Yet there is a perceived tension between divestment and sustainability. As one student ruefully remarked at a campus-sustainability meeting last fall, divestment activists believe that "if you want a better recycling program, start a divestment campaign." The implication is that colleges use sustainability efforts to pacify students and faculty members who demand divestment.

This distinction between public, outward-facing actions like divestment and local, community-based efforts like recycling was echoed by a Barnard College faculty member who said recently at a campus town-hall meeting that we need to think big and ensure that our sustainability efforts "don’t just involve recycling paper clips."

That’s right. We in academe need to push for policy changes, divest from companies that are not working toward a carbon-free future, educate students on the scientific and social realities of climate change, and train activists. But we also must learn, as citizens, how to live in the world on a daily basis in a way that is consistent with our values and our mission. Collective actions, after all, are made up of thousands of smaller individual actions. Even recycling paper clips can be an important part of building and accelerating a larger, systemic shift.

Barnard is tackling both divestment and sustainability to help spur just such a shift.

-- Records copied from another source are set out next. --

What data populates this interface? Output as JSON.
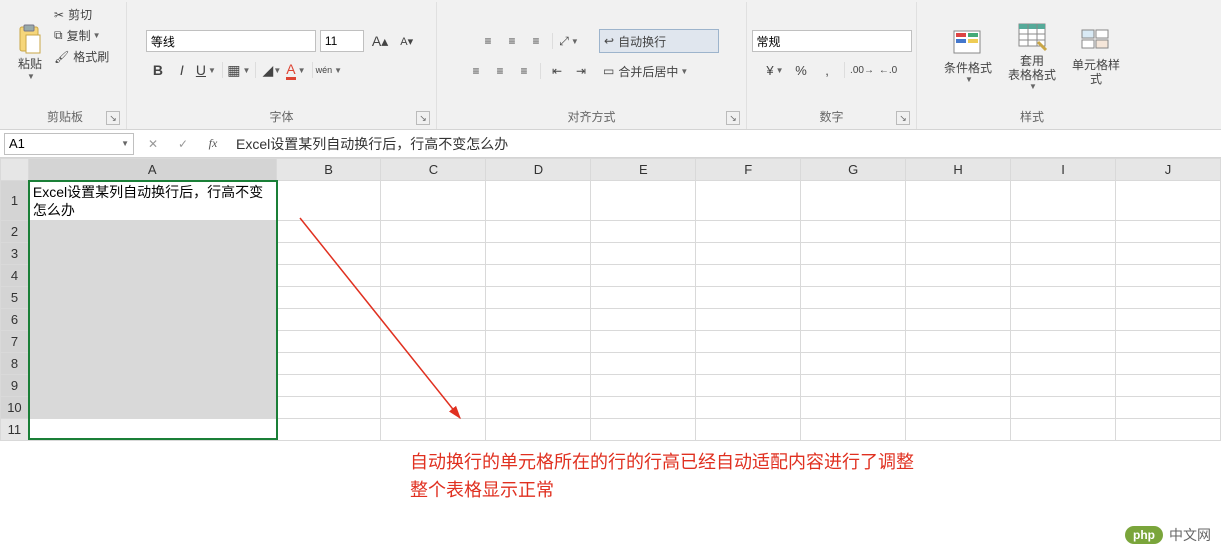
{
  "ribbon": {
    "clipboard": {
      "paste": "粘贴",
      "cut": "剪切",
      "copy": "复制",
      "format_painter": "格式刷",
      "group_label": "剪贴板"
    },
    "font": {
      "font_name": "等线",
      "font_size": "11",
      "bold": "B",
      "italic": "I",
      "underline": "U",
      "group_label": "字体",
      "phonetic": "wén"
    },
    "alignment": {
      "wrap_text": "自动换行",
      "merge_center": "合并后居中",
      "group_label": "对齐方式"
    },
    "number": {
      "format": "常规",
      "group_label": "数字"
    },
    "styles": {
      "conditional": "条件格式",
      "format_table": "套用\n表格格式",
      "cell_styles": "单元格样式",
      "group_label": "样式"
    }
  },
  "name_box": "A1",
  "formula_text": "Excel设置某列自动换行后，行高不变怎么办",
  "columns": [
    "A",
    "B",
    "C",
    "D",
    "E",
    "F",
    "G",
    "H",
    "I",
    "J"
  ],
  "rows": [
    1,
    2,
    3,
    4,
    5,
    6,
    7,
    8,
    9,
    10,
    11
  ],
  "cell_A1": "Excel设置某列自动换行后，行高不变怎么办",
  "annotation_line1": "自动换行的单元格所在的行的行高已经自动适配内容进行了调整",
  "annotation_line2": "整个表格显示正常",
  "watermark": {
    "logo": "php",
    "text": "中文网"
  }
}
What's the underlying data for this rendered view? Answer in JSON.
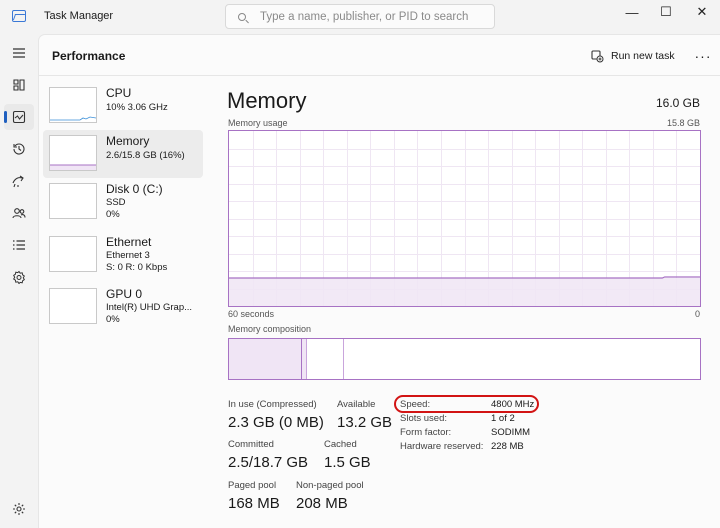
{
  "window": {
    "title": "Task Manager",
    "search_placeholder": "Type a name, publisher, or PID to search",
    "minimize": "—",
    "maximize": "☐",
    "close": "✕"
  },
  "header": {
    "title": "Performance",
    "run_new_task": "Run new task",
    "more": "···"
  },
  "devices": [
    {
      "name": "CPU",
      "lines": [
        "10%  3.06 GHz"
      ]
    },
    {
      "name": "Memory",
      "lines": [
        "2.6/15.8 GB (16%)"
      ]
    },
    {
      "name": "Disk 0 (C:)",
      "lines": [
        "SSD",
        "0%"
      ]
    },
    {
      "name": "Ethernet",
      "lines": [
        "Ethernet 3",
        "S: 0 R: 0 Kbps"
      ]
    },
    {
      "name": "GPU 0",
      "lines": [
        "Intel(R) UHD Grap...",
        "0%"
      ]
    }
  ],
  "detail": {
    "title": "Memory",
    "total": "16.0 GB",
    "usage_label": "Memory usage",
    "usage_max": "15.8 GB",
    "time_left": "60 seconds",
    "time_right": "0",
    "composition_label": "Memory composition",
    "usage_level_fraction": 0.16,
    "stats": {
      "in_use_label": "In use (Compressed)",
      "in_use_value": "2.3 GB (0 MB)",
      "available_label": "Available",
      "available_value": "13.2 GB",
      "committed_label": "Committed",
      "committed_value": "2.5/18.7 GB",
      "cached_label": "Cached",
      "cached_value": "1.5 GB",
      "paged_label": "Paged pool",
      "paged_value": "168 MB",
      "nonpaged_label": "Non-paged pool",
      "nonpaged_value": "208 MB"
    },
    "properties": [
      {
        "key": "Speed:",
        "value": "4800 MHz"
      },
      {
        "key": "Slots used:",
        "value": "1 of 2"
      },
      {
        "key": "Form factor:",
        "value": "SODIMM"
      },
      {
        "key": "Hardware reserved:",
        "value": "228 MB"
      }
    ]
  },
  "colors": {
    "accent": "#1f5fbf",
    "memory_purple": "#a772c4",
    "memory_fill": "#f0e5f5",
    "highlight_red": "#d21414"
  }
}
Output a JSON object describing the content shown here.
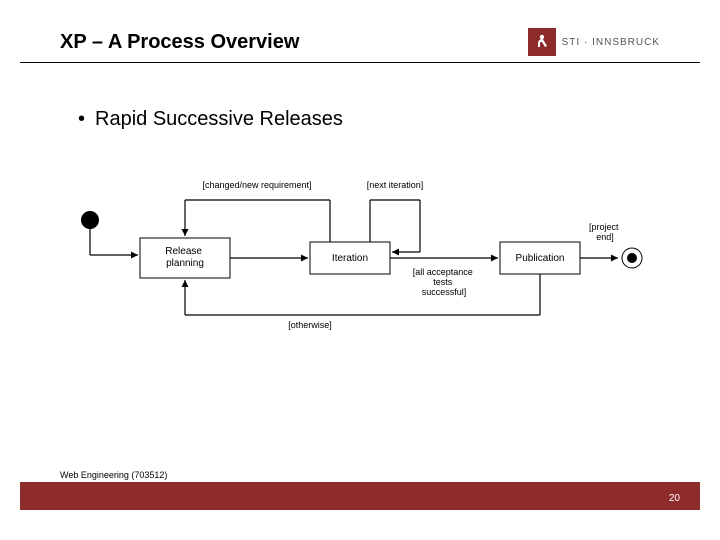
{
  "slide": {
    "title": "XP – A Process Overview",
    "bullet": "Rapid Successive Releases",
    "footer_text": "Web Engineering (703512)",
    "page_number": "20"
  },
  "logo": {
    "brand_a": "STI",
    "brand_b": "INNSBRUCK"
  },
  "diagram": {
    "nodes": {
      "release_planning": "Release\nplanning",
      "iteration": "Iteration",
      "publication": "Publication"
    },
    "labels": {
      "changed_req": "[changed/new requirement]",
      "next_iter": "[next iteration]",
      "project_end": "[project\nend]",
      "tests_ok": "[all acceptance\ntests\nsuccessful]",
      "otherwise": "[otherwise]"
    }
  }
}
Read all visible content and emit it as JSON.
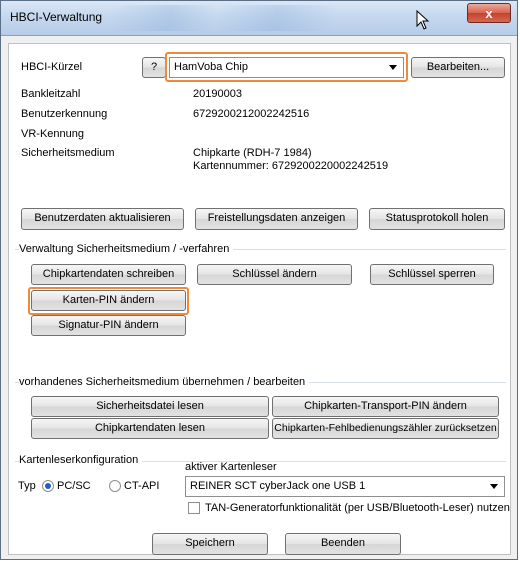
{
  "window": {
    "title": "HBCI-Verwaltung",
    "close_glyph": "x"
  },
  "top": {
    "kuerzel_label": "HBCI-Kürzel",
    "help_button": "?",
    "kuerzel_value": "HamVoba Chip",
    "edit_button": "Bearbeiten..."
  },
  "info": {
    "blz_label": "Bankleitzahl",
    "blz_value": "20190003",
    "user_label": "Benutzerkennung",
    "user_value": "6729200212002242516",
    "vr_label": "VR-Kennung",
    "medium_label": "Sicherheitsmedium",
    "medium_line1": "Chipkarte  (RDH-7  1984)",
    "medium_line2": "Kartennummer: 6729200220002242519"
  },
  "actions": {
    "update_user": "Benutzerdaten aktualisieren",
    "show_release": "Freistellungsdaten anzeigen",
    "status_log": "Statusprotokoll holen"
  },
  "admin": {
    "title": "Verwaltung Sicherheitsmedium / -verfahren",
    "write_chip": "Chipkartendaten schreiben",
    "change_key": "Schlüssel ändern",
    "lock_key": "Schlüssel sperren",
    "card_pin": "Karten-PIN ändern",
    "sign_pin": "Signatur-PIN ändern"
  },
  "existing": {
    "title": "vorhandenes Sicherheitsmedium übernehmen / bearbeiten",
    "read_file": "Sicherheitsdatei lesen",
    "transport_pin": "Chipkarten-Transport-PIN ändern",
    "read_chip": "Chipkartendaten lesen",
    "reset_error": "Chipkarten-Fehlbedienungszähler zurücksetzen"
  },
  "reader": {
    "title": "Kartenleserkonfiguration",
    "type_label": "Typ",
    "opt_pcsc": "PC/SC",
    "opt_ctapi": "CT-API",
    "selected": "PC/SC",
    "active_label": "aktiver Kartenleser",
    "active_value": "REINER SCT cyberJack one USB 1",
    "tan_option": "TAN-Generatorfunktionalität (per USB/Bluetooth-Leser) nutzen",
    "tan_checked": false
  },
  "footer": {
    "save": "Speichern",
    "quit": "Beenden"
  },
  "colors": {
    "highlight": "#ef8a3d",
    "radio_dot": "#2060c8",
    "close_red": "#c5412c"
  }
}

In March the Board of Trustees approved divestment from any investments in "fossil fuel companies that deny climate science or otherwise seek to thwart efforts to mitigate the impact of climate change." The board also resolved to greatly increase climate and sustainability efforts at the community, operational, and curricular levels.

The strength of Barnard’s approach is that it does not make divestment and sustainability an either/or decision; both are parts of one unified effort.

Today we need to engage in broader efforts aimed at systems change like public policy, market incentives, and divestment. But local efforts — the paper clips and the recycling programs — should not be dismissed. A 2015 study in the Journal of Industrial Ecology demonstrated that 60 to 80 percent of global greenhouse-gas emissions can be traced to household consumption. This figure is borne out by the campus carbon-footprint study that Barnard’s divestment task force commissioned in 2016. According to the report, everything we do after we turn on the lights and plug in our computer — the food we eat, the items we buy, the trash we discard, the trips we take — represents as much as 70 percent of our collective carbon footprint.

This comprehensive approach is at the heart of Barnard’s efforts toward sustainability and divestment. Many other institutions have drawn a line between operational or curricular initiatives and financial decisions. For example, in 2013, Harvard University’s president, Drew Gilpin Faust, explained its decision not to divest from fossil-fuel companies, arguing that the main purpose of the endowment was to further the academic university’s goals, and not to make political statements.

But the logic of isolating the financial and investment arms of an institution from its operational and curricular activities is difficult to sustain. Harvard, for example, is rightfully proud of its "campus as laboratory" approach, creating active links among coursework, scholarship, and operational decisions.

So why not follow the logic through? Why is it appropriate to use the dining halls as a laboratory for change, but not the endowment? After all, the dining hall is there to nourish the students, just as the endowment is there to nourish the academic mission. Both can protect their primary functions while also responding to ethical, social, and environmental considerations.

Why is it appropriate to use the dining halls as a laboratory for change, but not the endowment?
Barnard’s approach underlines the connections among the college’s financial, operational, and curricular decisions. By differentiating among fossil-fuel companies in its investment policies, Barnard acknowledges the need to offer incentives to those in the industry to step up as the nation faces the challenge of a transition to a low-carbon future. And by considering honestly and in great detail the impact of its own individual and community actions, Barnard acknowledges that its own community is complicit and needs to act.

The college’s divestment report argues that, in the face of climate change, "no one office or person can be responsible, and no person or office can be exempt — from students to curriculum, facilities, dining services, and the financial and investment arms of the college," we all share the responsibility to take action. Only with such an all-encompassing commitment can we hope to tackle the daunting challenge of climate change.

Sandra Goldmark is an associate professor of professional practice in theater at Barnard College and director of sustainability and environment there. She also serves on the college’s Presidential Task Force to Examine Divestment.